This isn't a problem limited to Stephen Strasburg. Teams across baseball limit their pitchers in the name of saving their arms. Ironically, Tom Verducci did a study of pitcher workloads a few years ago that gave rise to the "Verducci Effect," an idea that great increased workloads from one year to the next opens up young pitchers to ineffectiveness and injury. However, it should be noted that some sabermetricians have taken a closer look at the Verducci Effect and can't find evidence that suggests it exists.

I see medical research that suggests pitching could both help and hurt ligament health. Disabled list data suggests that limiting innings does nothing to change pitcher injury rates. Increased workloads don't seem to say much about future pitching performances either.

What does this all have to say about Stephen Strasburg and the Nats decision to shut him down? Not much - and that's my point. The data and evidence we have at our fingertips suggests that nobody really understands what increases injury risks for pitchers.** All we know is that lots of pitchers get hurt, and they hurt their arms more frequently and severely than the general population.

** I'll admit this is a bit of an overstatement. There is probably something to pitch counts, as this longform article on Grantland about Strasburg suggests.
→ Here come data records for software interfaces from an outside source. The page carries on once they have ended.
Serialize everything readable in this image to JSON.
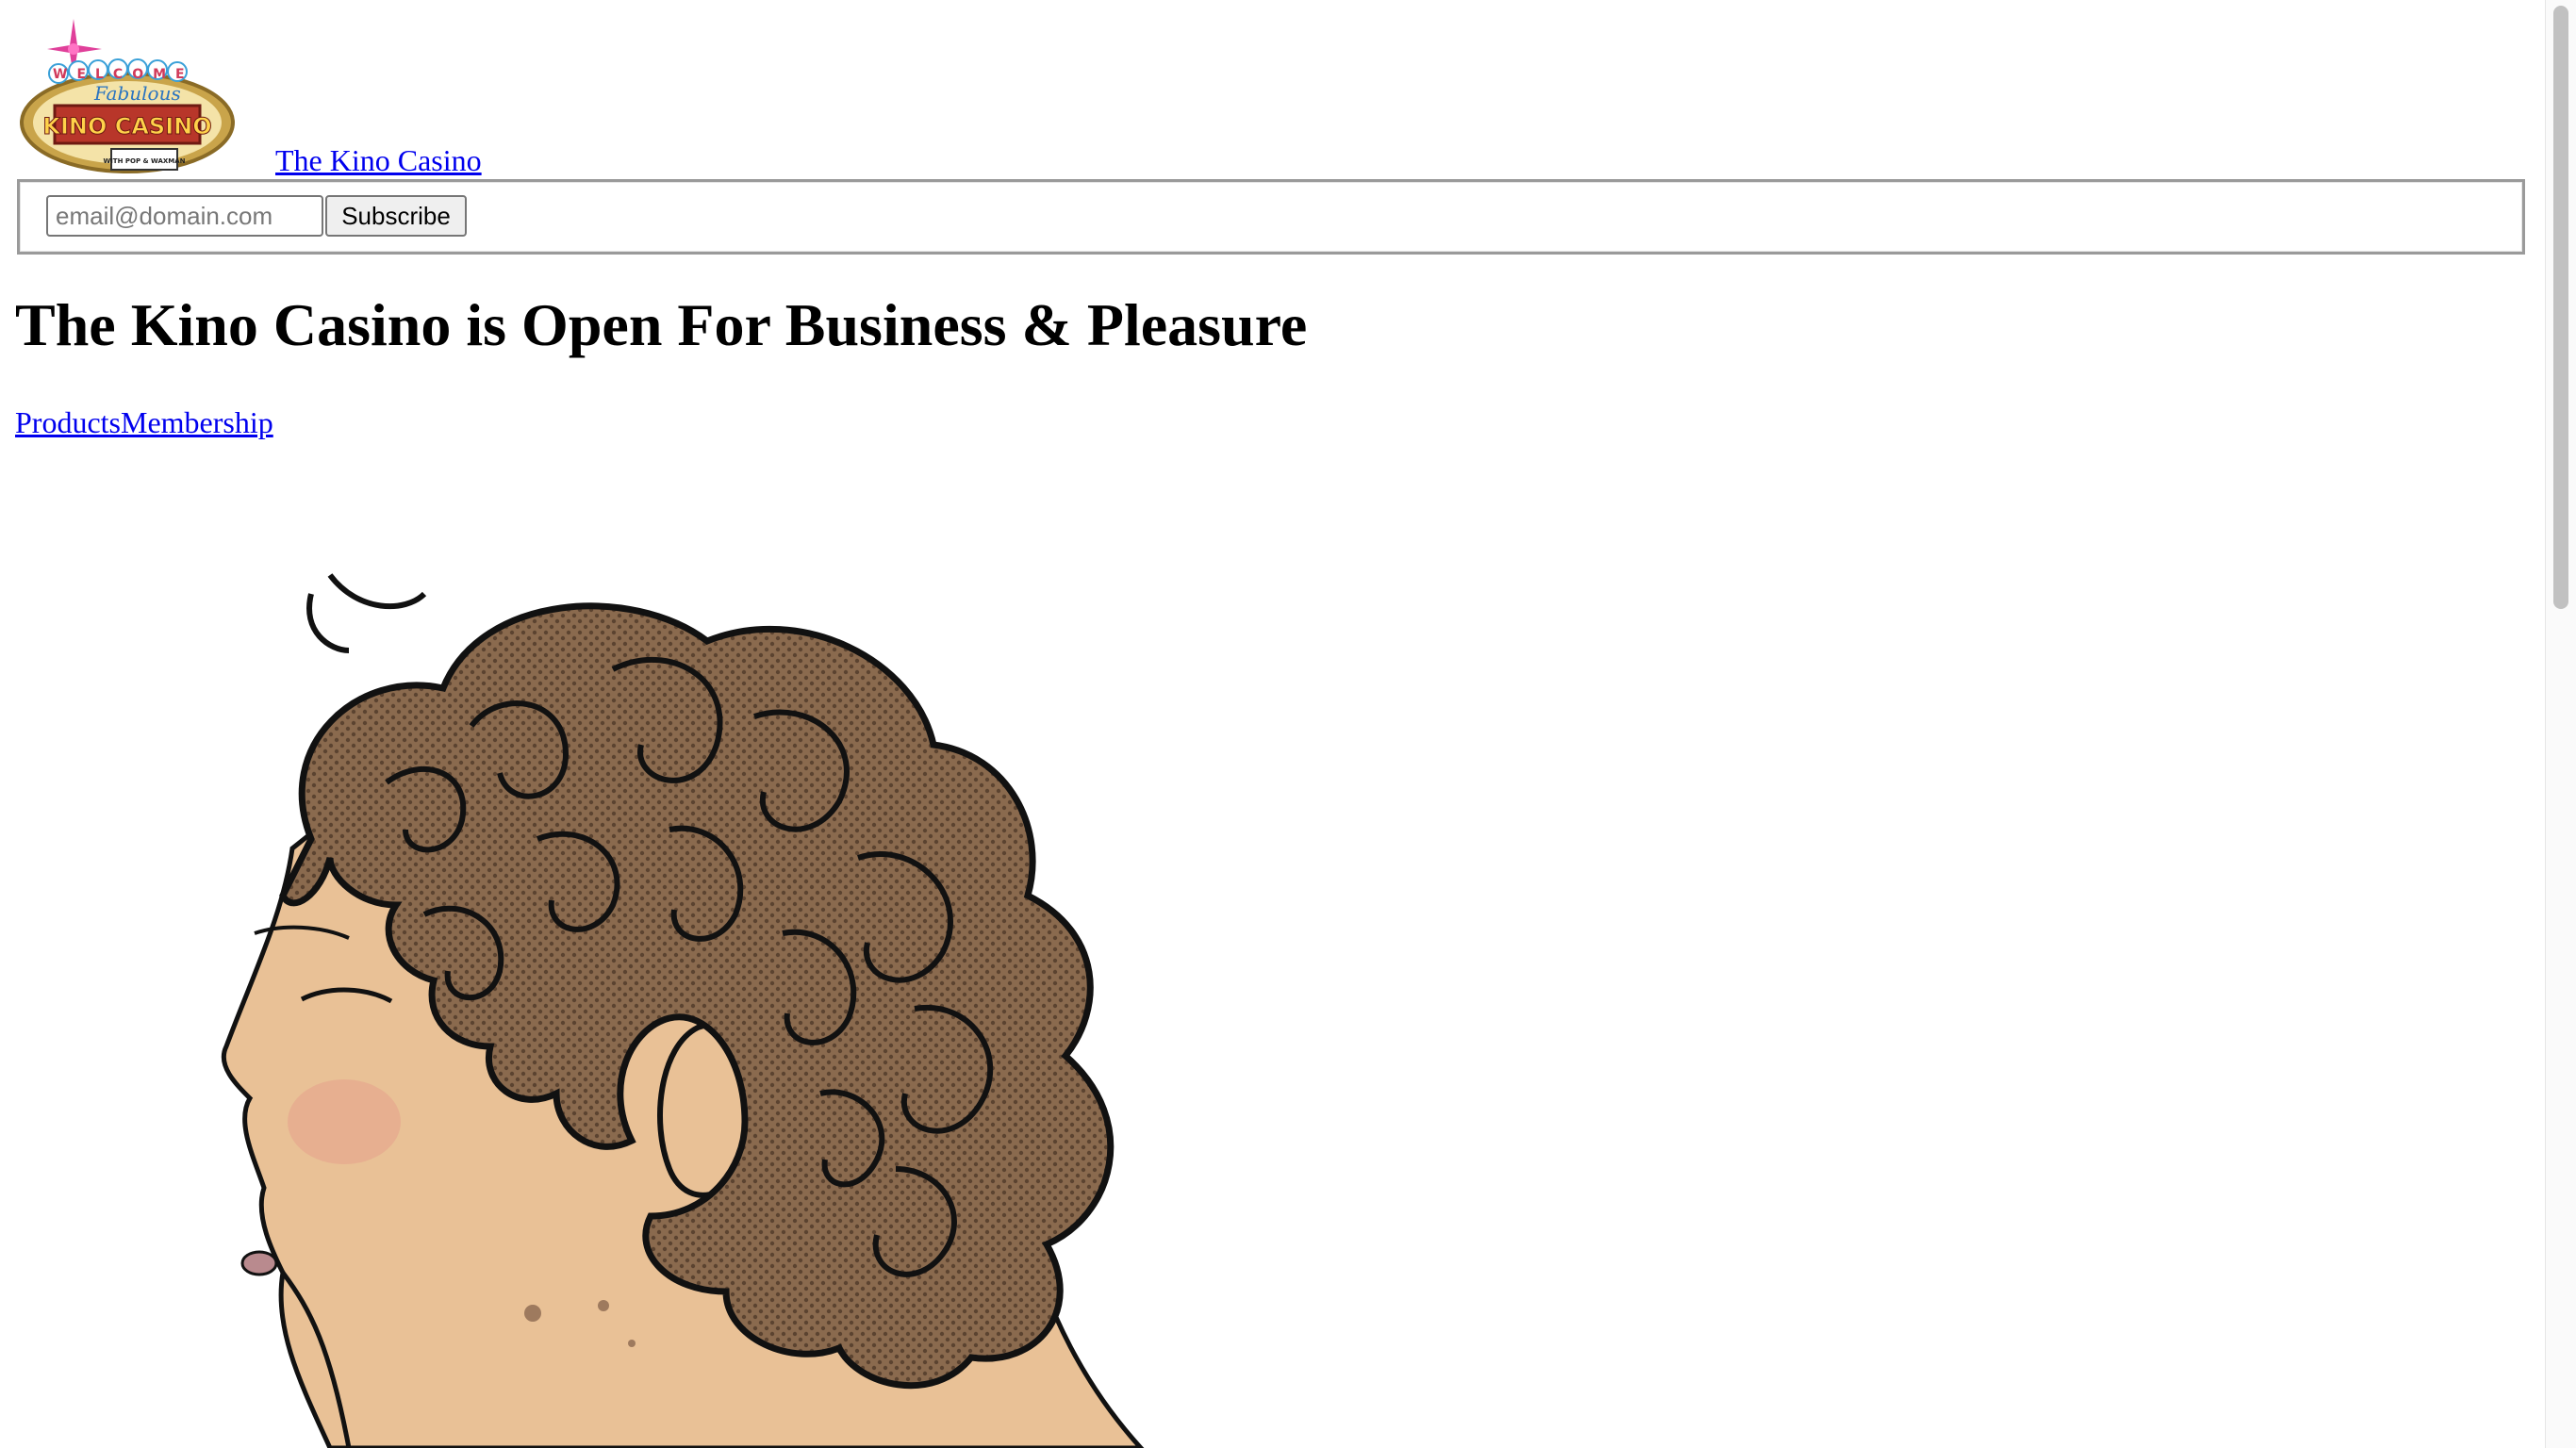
{
  "header": {
    "logo_alt": "Welcome to Fabulous Kino Casino",
    "logo_text": {
      "welcome": "WELCOME",
      "fabulous": "Fabulous",
      "name": "KINO CASINO",
      "tag": "WITH POP & WAXMAN"
    },
    "site_link": "The Kino Casino"
  },
  "subscribe": {
    "email_placeholder": "email@domain.com",
    "button_label": "Subscribe"
  },
  "main": {
    "headline": "The Kino Casino is Open For Business & Pleasure"
  },
  "nav": {
    "items": [
      "Products",
      "Membership"
    ]
  },
  "illustration": {
    "alt": "Cartoon profile of a person with curly brown hair"
  },
  "colors": {
    "link": "#0000ee",
    "skin": "#e9c196",
    "hair": "#7a6048"
  }
}
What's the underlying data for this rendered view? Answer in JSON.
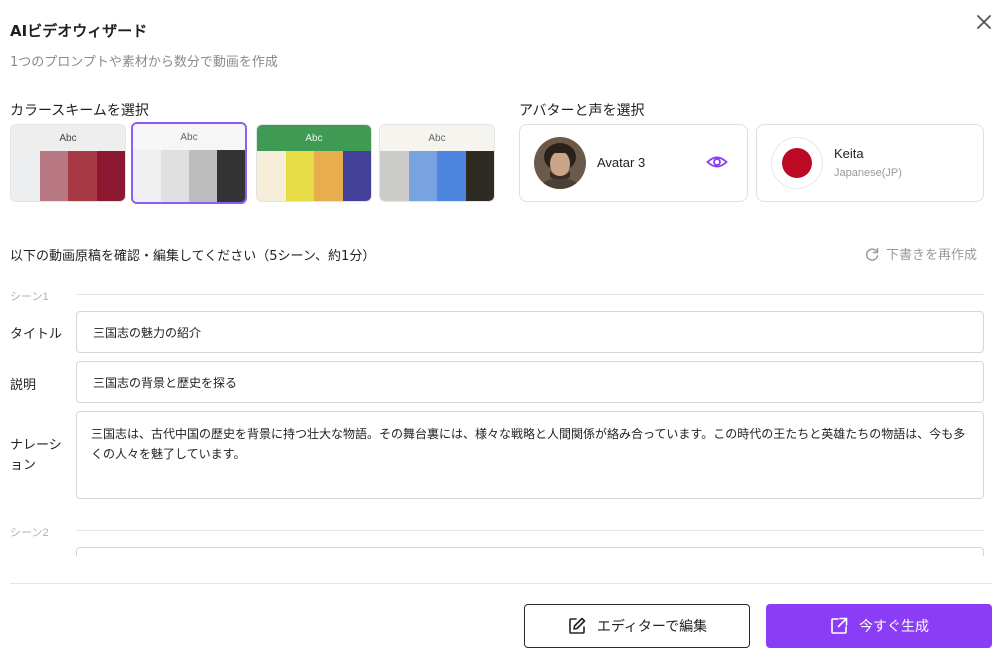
{
  "dialog": {
    "title": "AIビデオウィザード",
    "subtitle": "1つのプロンプトや素材から数分で動画を作成"
  },
  "color_scheme": {
    "label": "カラースキームを選択",
    "selected_index": 1,
    "schemes": [
      {
        "sample": "Abc",
        "head_bg": "#eeeeee",
        "head_fg": "#444444",
        "swatches": [
          "#eceef0",
          "#b87884",
          "#a83a46",
          "#8c1730"
        ]
      },
      {
        "sample": "Abc",
        "head_bg": "#f6f6f6",
        "head_fg": "#666666",
        "swatches": [
          "#efefef",
          "#e0e0e0",
          "#bdbdbd",
          "#333333"
        ]
      },
      {
        "sample": "Abc",
        "head_bg": "#3f9a54",
        "head_fg": "#e8f5ea",
        "swatches": [
          "#f6eed8",
          "#e6dc46",
          "#e8ad4d",
          "#43409a"
        ]
      },
      {
        "sample": "Abc",
        "head_bg": "#f6f4ee",
        "head_fg": "#666666",
        "swatches": [
          "#ccccc8",
          "#77a3e0",
          "#4e86df",
          "#2e2b22"
        ]
      }
    ]
  },
  "avatar_voice": {
    "label": "アバターと声を選択",
    "avatar_name": "Avatar 3",
    "voice_name": "Keita",
    "voice_lang": "Japanese(JP)"
  },
  "script": {
    "confirm_text": "以下の動画原稿を確認・編集してください（5シーン、約1分）",
    "regenerate_label": "下書きを再作成"
  },
  "scenes": [
    {
      "label": "シーン1",
      "title_label": "タイトル",
      "title_value": "三国志の魅力の紹介",
      "desc_label": "説明",
      "desc_value": "三国志の背景と歴史を探る",
      "narration_label": "ナレーション",
      "narration_value": "三国志は、古代中国の歴史を背景に持つ壮大な物語。その舞台裏には、様々な戦略と人間関係が絡み合っています。この時代の王たちと英雄たちの物語は、今も多くの人々を魅了しています。"
    },
    {
      "label": "シーン2"
    }
  ],
  "footer": {
    "edit_label": "エディターで編集",
    "generate_label": "今すぐ生成"
  },
  "colors": {
    "accent": "#8b3cf5",
    "selected_border": "#8b5cf6"
  }
}
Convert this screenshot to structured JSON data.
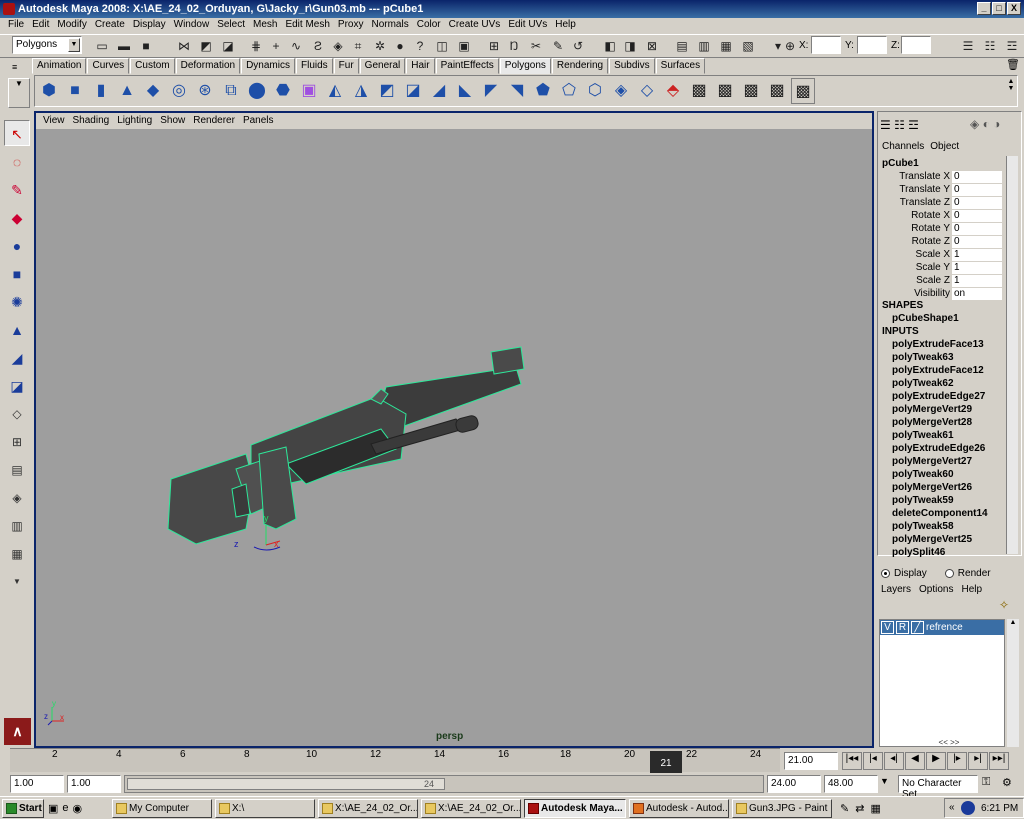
{
  "window": {
    "title": "Autodesk Maya 2008: X:\\AE_24_02_Orduyan, G\\Jacky_r\\Gun03.mb  ---  pCube1",
    "min": "_",
    "max": "□",
    "close": "X"
  },
  "menu": [
    "File",
    "Edit",
    "Modify",
    "Create",
    "Display",
    "Window",
    "Select",
    "Mesh",
    "Edit Mesh",
    "Proxy",
    "Normals",
    "Color",
    "Create UVs",
    "Edit UVs",
    "Help"
  ],
  "status": {
    "mode": "Polygons",
    "x_label": "X:",
    "y_label": "Y:",
    "z_label": "Z:"
  },
  "shelf_tabs": [
    "Animation",
    "Curves",
    "Custom",
    "Deformation",
    "Dynamics",
    "Fluids",
    "Fur",
    "General",
    "Hair",
    "PaintEffects",
    "Polygons",
    "Rendering",
    "Subdivs",
    "Surfaces"
  ],
  "shelf_selected": "Polygons",
  "viewport": {
    "menu": [
      "View",
      "Shading",
      "Lighting",
      "Show",
      "Renderer",
      "Panels"
    ],
    "camera": "persp"
  },
  "channel_box": {
    "tabs": [
      "Channels",
      "Object"
    ],
    "object": "pCube1",
    "attrs": [
      {
        "label": "Translate X",
        "value": "0"
      },
      {
        "label": "Translate Y",
        "value": "0"
      },
      {
        "label": "Translate Z",
        "value": "0"
      },
      {
        "label": "Rotate X",
        "value": "0"
      },
      {
        "label": "Rotate Y",
        "value": "0"
      },
      {
        "label": "Rotate Z",
        "value": "0"
      },
      {
        "label": "Scale X",
        "value": "1"
      },
      {
        "label": "Scale Y",
        "value": "1"
      },
      {
        "label": "Scale Z",
        "value": "1"
      },
      {
        "label": "Visibility",
        "value": "on"
      }
    ],
    "shapes_header": "SHAPES",
    "shape": "pCubeShape1",
    "inputs_header": "INPUTS",
    "inputs": [
      "polyExtrudeFace13",
      "polyTweak63",
      "polyExtrudeFace12",
      "polyTweak62",
      "polyExtrudeEdge27",
      "polyMergeVert29",
      "polyMergeVert28",
      "polyTweak61",
      "polyExtrudeEdge26",
      "polyMergeVert27",
      "polyTweak60",
      "polyMergeVert26",
      "polyTweak59",
      "deleteComponent14",
      "polyTweak58",
      "polyMergeVert25",
      "polySplit46"
    ]
  },
  "layers": {
    "display": "Display",
    "render": "Render",
    "menu": [
      "Layers",
      "Options",
      "Help"
    ],
    "layer": {
      "v": "V",
      "r": "R",
      "name": "refrence"
    }
  },
  "timeline": {
    "ticks": [
      "2",
      "4",
      "6",
      "8",
      "10",
      "12",
      "14",
      "16",
      "18",
      "20",
      "22",
      "24"
    ],
    "current": "21",
    "current_field": "21.00"
  },
  "range": {
    "start": "1.00",
    "inner_start": "1.00",
    "inner_end": "24.00",
    "end": "48.00",
    "slider_end": "24",
    "character": "No Character Set"
  },
  "taskbar": {
    "start": "Start",
    "items": [
      {
        "label": "My Computer",
        "active": false
      },
      {
        "label": "X:\\",
        "active": false
      },
      {
        "label": "X:\\AE_24_02_Or...",
        "active": false
      },
      {
        "label": "X:\\AE_24_02_Or...",
        "active": false
      },
      {
        "label": "Autodesk Maya...",
        "active": true
      },
      {
        "label": "Autodesk - Autod...",
        "active": false
      },
      {
        "label": "Gun3.JPG - Paint",
        "active": false
      }
    ],
    "clock": "6:21 PM"
  },
  "axis": {
    "x": "x",
    "y": "y",
    "z": "z"
  }
}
I'm not sold on the strict pitch counts many teams use these days though.

What exactly are the Nationals accomplishing by shutting Strasburg down? Nobody can argue that his injury risk went down, but I would argue that pitching in general is risky. I am not convinced that the next few months were going to tack on much, if any, additional risk above what simply exists when a person decides to pitch competitively.

There will be a day where the human body is understood much better and teams will understand injury risks with much more precision than we do now. That's just the trajectory of medical knowledge. It would not surprise me if the Nats decision to shut down Strasburg becomes a symbol for the ignorance of this time. It might feel good to "play it safe" with Strasburg in today's baseball culture, but I would want some sound reasoning before I shut down my star pitcher in the heart of a pennant chase. There is none to be found.